What a dumb, violent, dummy.
That’s Superman’s enemy in this story. Contrast that with the dozen or so pages of Supes performing good deeds around Metropolis. The appeal of the character’s goodness is undeniable. Even as Clark is pulling people from burning buildings, he’s considering the systemic problems that could have led to fires breaking out in apartment buildings all over the city. He also does a little soft detective work: having just captured Firefly earlier that evening, he can help put together some of the pieces of this mini-mystery.
And that “help” is crucial here. Superman doesn’t actually get to the bottom of this suspected arson, but he does make a meaningful connection with the new Deputy Fire Chief Melody Moore (great comic book name, by the way). They share information and establish a nice little repartee, even playing with the social awkwardness inherent in Superman’s powers — in this case, his super hearing.
Reis’ acting has never been better. I’m so glad he took the time to play that whole reaction out in a six panel moment that must have lasted three seconds in the story. And I absolutely adore the semi-smile on Clark’s face as he flies away. It’s not a smirk, and it’s not a big cheesy grin, it is a sincere show of contentment. It’s a remarkably human Superman.
For a complete list of what we’re reading, head on over to our Pull List page. Whenever possible, buy your comics from your local mom and pop comic bookstore.
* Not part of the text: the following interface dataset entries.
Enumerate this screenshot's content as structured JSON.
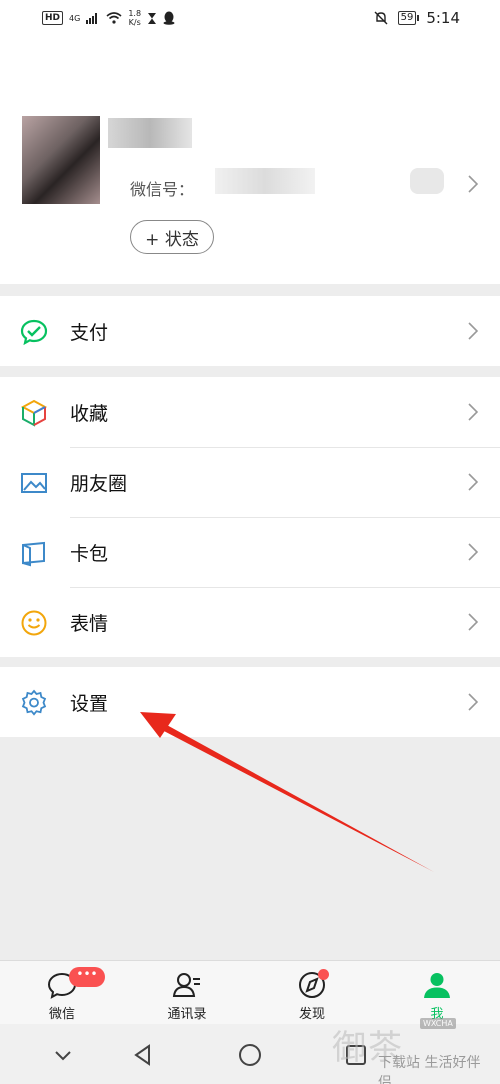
{
  "status_bar": {
    "hd": "HD",
    "network": "4G",
    "speed": "1.8",
    "speed_unit": "K/s",
    "battery": "59",
    "time": "5:14"
  },
  "profile": {
    "wechat_id_label": "微信号：",
    "status_button": "+ 状态"
  },
  "menu": {
    "pay": "支付",
    "favorites": "收藏",
    "moments": "朋友圈",
    "cards": "卡包",
    "stickers": "表情",
    "settings": "设置"
  },
  "tabbar": {
    "chats": "微信",
    "chats_badge": "•••",
    "contacts": "通讯录",
    "discover": "发现",
    "me": "我"
  },
  "watermark": {
    "main": "御茶",
    "badge": "WXCHA",
    "sub": "下载站 生活好伴侣"
  },
  "colors": {
    "brand_green": "#07c160",
    "badge_red": "#fa5151",
    "arrow_red": "#e8281c"
  }
}
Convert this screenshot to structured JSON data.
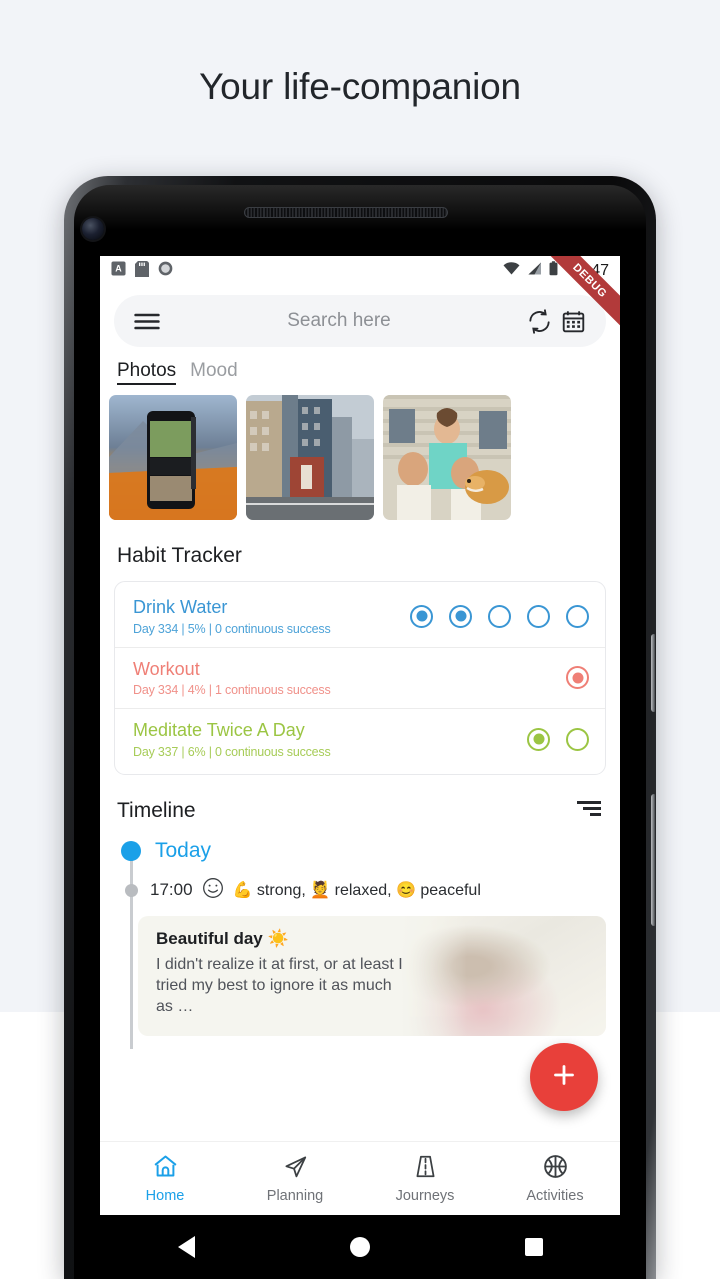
{
  "page": {
    "headline": "Your life-companion",
    "background_top": "#f2f4f8",
    "background_bottom": "#ffffff"
  },
  "statusbar": {
    "time": "10:47",
    "icons": [
      "keyboard-indicator-icon",
      "sd-card-icon",
      "circle-icon",
      "wifi-icon",
      "signal-icon",
      "battery-icon"
    ]
  },
  "debug_ribbon": {
    "label": "DEBUG",
    "color": "#b23a3a"
  },
  "search": {
    "placeholder": "Search here",
    "menu_icon": "hamburger-menu-icon",
    "sync_icon": "sync-icon",
    "calendar_icon": "calendar-icon"
  },
  "tabs": [
    {
      "label": "Photos",
      "active": true
    },
    {
      "label": "Mood",
      "active": false
    }
  ],
  "photos": [
    {
      "alt": "phone on mountain lake landscape"
    },
    {
      "alt": "city high-rise buildings street"
    },
    {
      "alt": "children petting golden retriever dog"
    }
  ],
  "habit_tracker": {
    "title": "Habit Tracker",
    "habits": [
      {
        "name": "Drink Water",
        "meta": "Day 334 | 5% | 0 continuous success",
        "color": "#3a96d4",
        "dots": [
          true,
          true,
          false,
          false,
          false
        ]
      },
      {
        "name": "Workout",
        "meta": "Day 334 | 4% | 1 continuous success",
        "color": "#ef7f76",
        "dots": [
          true
        ]
      },
      {
        "name": "Meditate Twice A Day",
        "meta": "Day 337 | 6% | 0 continuous success",
        "color": "#9bc543",
        "dots": [
          true,
          false
        ]
      }
    ]
  },
  "timeline": {
    "title": "Timeline",
    "sort_icon": "sort-icon",
    "today_label": "Today",
    "today_color": "#1ba0e8",
    "entry": {
      "time": "17:00",
      "mood_face_icon": "smiley-outline-icon",
      "moods": "💪 strong, 💆 relaxed, 😊 peaceful"
    },
    "journal": {
      "title": "Beautiful day ☀️",
      "excerpt": "I didn't realize it at first, or at least I tried my best to ignore it as much as …"
    }
  },
  "fab": {
    "icon": "plus-icon",
    "color": "#e8403a"
  },
  "bottom_nav": [
    {
      "label": "Home",
      "icon": "home-icon",
      "active": true
    },
    {
      "label": "Planning",
      "icon": "paper-plane-icon",
      "active": false
    },
    {
      "label": "Journeys",
      "icon": "road-icon",
      "active": false
    },
    {
      "label": "Activities",
      "icon": "basketball-icon",
      "active": false
    }
  ],
  "android_nav": [
    {
      "label": "back",
      "icon": "triangle-back-icon"
    },
    {
      "label": "home",
      "icon": "circle-home-icon"
    },
    {
      "label": "recents",
      "icon": "square-recents-icon"
    }
  ]
}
If you want to rock digital copies, head on over to Comixology and download issues there. There’s no need to pirate, right?